__TASK INSTRUCTIONS__: Please output all of the entries exactly and omit any images they hold.

[Page and application data records]

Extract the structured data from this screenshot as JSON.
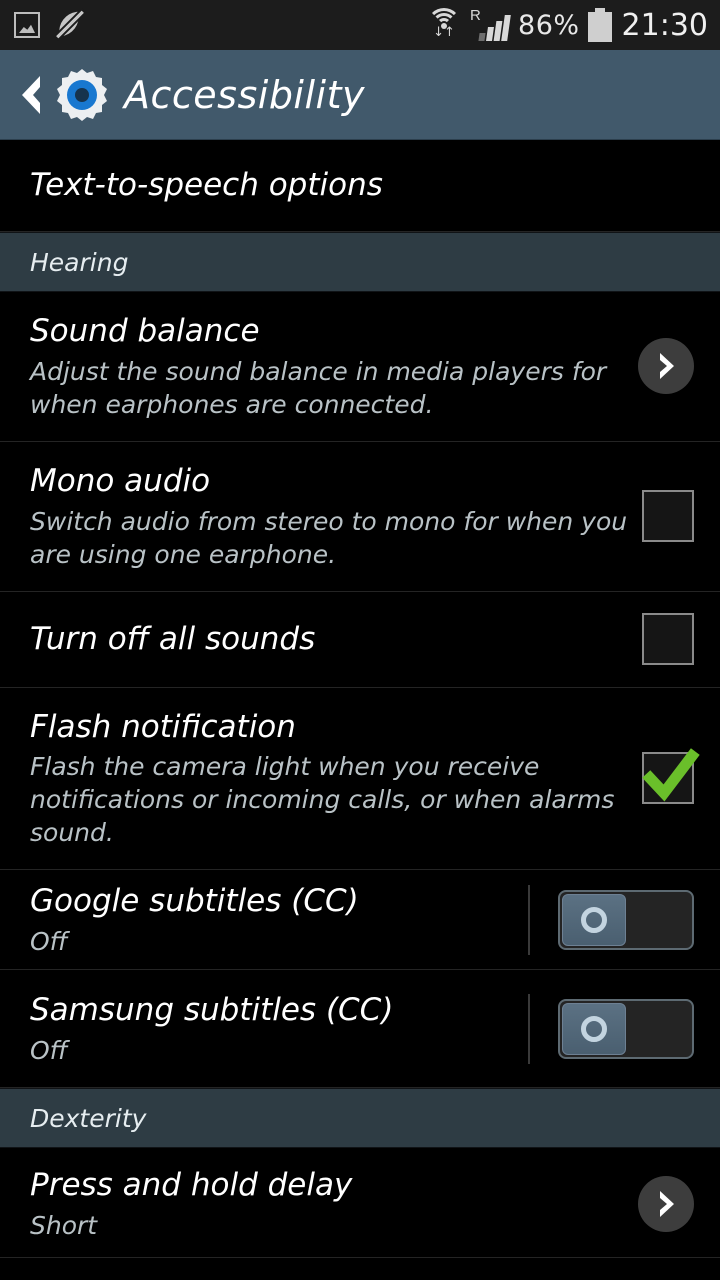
{
  "status_bar": {
    "icons": [
      "gallery-icon",
      "sound-muted-icon"
    ],
    "wifi_icon": "wifi-icon",
    "roaming_label": "R",
    "signal_icon": "signal-bars-icon",
    "battery_percent": "86%",
    "battery_icon": "battery-icon",
    "time": "21:30"
  },
  "title_bar": {
    "back_label": "back",
    "app_icon": "settings-gear-icon",
    "title": "Accessibility"
  },
  "rows": [
    {
      "id": "text-to-speech-options",
      "title": "Text-to-speech options",
      "subtitle": "",
      "accessory": "none"
    },
    {
      "id": "hearing-section",
      "title": "Hearing",
      "type": "section"
    },
    {
      "id": "sound-balance",
      "title": "Sound balance",
      "subtitle": "Adjust the sound balance in media players for when earphones are connected.",
      "accessory": "chevron"
    },
    {
      "id": "mono-audio",
      "title": "Mono audio",
      "subtitle": "Switch audio from stereo to mono for when you are using one earphone.",
      "accessory": "checkbox",
      "checked": false
    },
    {
      "id": "turn-off-all-sounds",
      "title": "Turn off all sounds",
      "subtitle": "",
      "accessory": "checkbox",
      "checked": false
    },
    {
      "id": "flash-notification",
      "title": "Flash notification",
      "subtitle": "Flash the camera light when you receive notifications or incoming calls, or when alarms sound.",
      "accessory": "checkbox",
      "checked": true
    },
    {
      "id": "google-subtitles",
      "title": "Google subtitles (CC)",
      "subtitle": "Off",
      "accessory": "toggle",
      "toggle_state": "off"
    },
    {
      "id": "samsung-subtitles",
      "title": "Samsung subtitles (CC)",
      "subtitle": "Off",
      "accessory": "toggle",
      "toggle_state": "off"
    },
    {
      "id": "dexterity-section",
      "title": "Dexterity",
      "type": "section"
    },
    {
      "id": "press-and-hold-delay",
      "title": "Press and hold delay",
      "subtitle": "Short",
      "accessory": "chevron"
    }
  ],
  "colors": {
    "title_bar_bg": "#41596b",
    "section_bg": "#2e3c44",
    "list_bg": "#000000",
    "check_green": "#6abf2a",
    "toggle_knob": "#5b7183",
    "gear_blue": "#1878d0"
  }
}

__ANSWER TO THIS TASK__:
Extract the structured data from this screenshot as JSON.
{
  "status_bar": {
    "icons": [
      "gallery-icon",
      "sound-muted-icon"
    ],
    "wifi_icon": "wifi-icon",
    "roaming_label": "R",
    "signal_icon": "signal-bars-icon",
    "battery_percent": "86%",
    "battery_icon": "battery-icon",
    "time": "21:30"
  },
  "title_bar": {
    "back_label": "back",
    "app_icon": "settings-gear-icon",
    "title": "Accessibility"
  },
  "rows": [
    {
      "id": "text-to-speech-options",
      "title": "Text-to-speech options",
      "subtitle": "",
      "accessory": "none"
    },
    {
      "id": "hearing-section",
      "title": "Hearing",
      "type": "section"
    },
    {
      "id": "sound-balance",
      "title": "Sound balance",
      "subtitle": "Adjust the sound balance in media players for when earphones are connected.",
      "accessory": "chevron"
    },
    {
      "id": "mono-audio",
      "title": "Mono audio",
      "subtitle": "Switch audio from stereo to mono for when you are using one earphone.",
      "accessory": "checkbox",
      "checked": false
    },
    {
      "id": "turn-off-all-sounds",
      "title": "Turn off all sounds",
      "subtitle": "",
      "accessory": "checkbox",
      "checked": false
    },
    {
      "id": "flash-notification",
      "title": "Flash notification",
      "subtitle": "Flash the camera light when you receive notifications or incoming calls, or when alarms sound.",
      "accessory": "checkbox",
      "checked": true
    },
    {
      "id": "google-subtitles",
      "title": "Google subtitles (CC)",
      "subtitle": "Off",
      "accessory": "toggle",
      "toggle_state": "off"
    },
    {
      "id": "samsung-subtitles",
      "title": "Samsung subtitles (CC)",
      "subtitle": "Off",
      "accessory": "toggle",
      "toggle_state": "off"
    },
    {
      "id": "dexterity-section",
      "title": "Dexterity",
      "type": "section"
    },
    {
      "id": "press-and-hold-delay",
      "title": "Press and hold delay",
      "subtitle": "Short",
      "accessory": "chevron"
    }
  ],
  "colors": {
    "title_bar_bg": "#41596b",
    "section_bg": "#2e3c44",
    "list_bg": "#000000",
    "check_green": "#6abf2a",
    "toggle_knob": "#5b7183",
    "gear_blue": "#1878d0"
  }
}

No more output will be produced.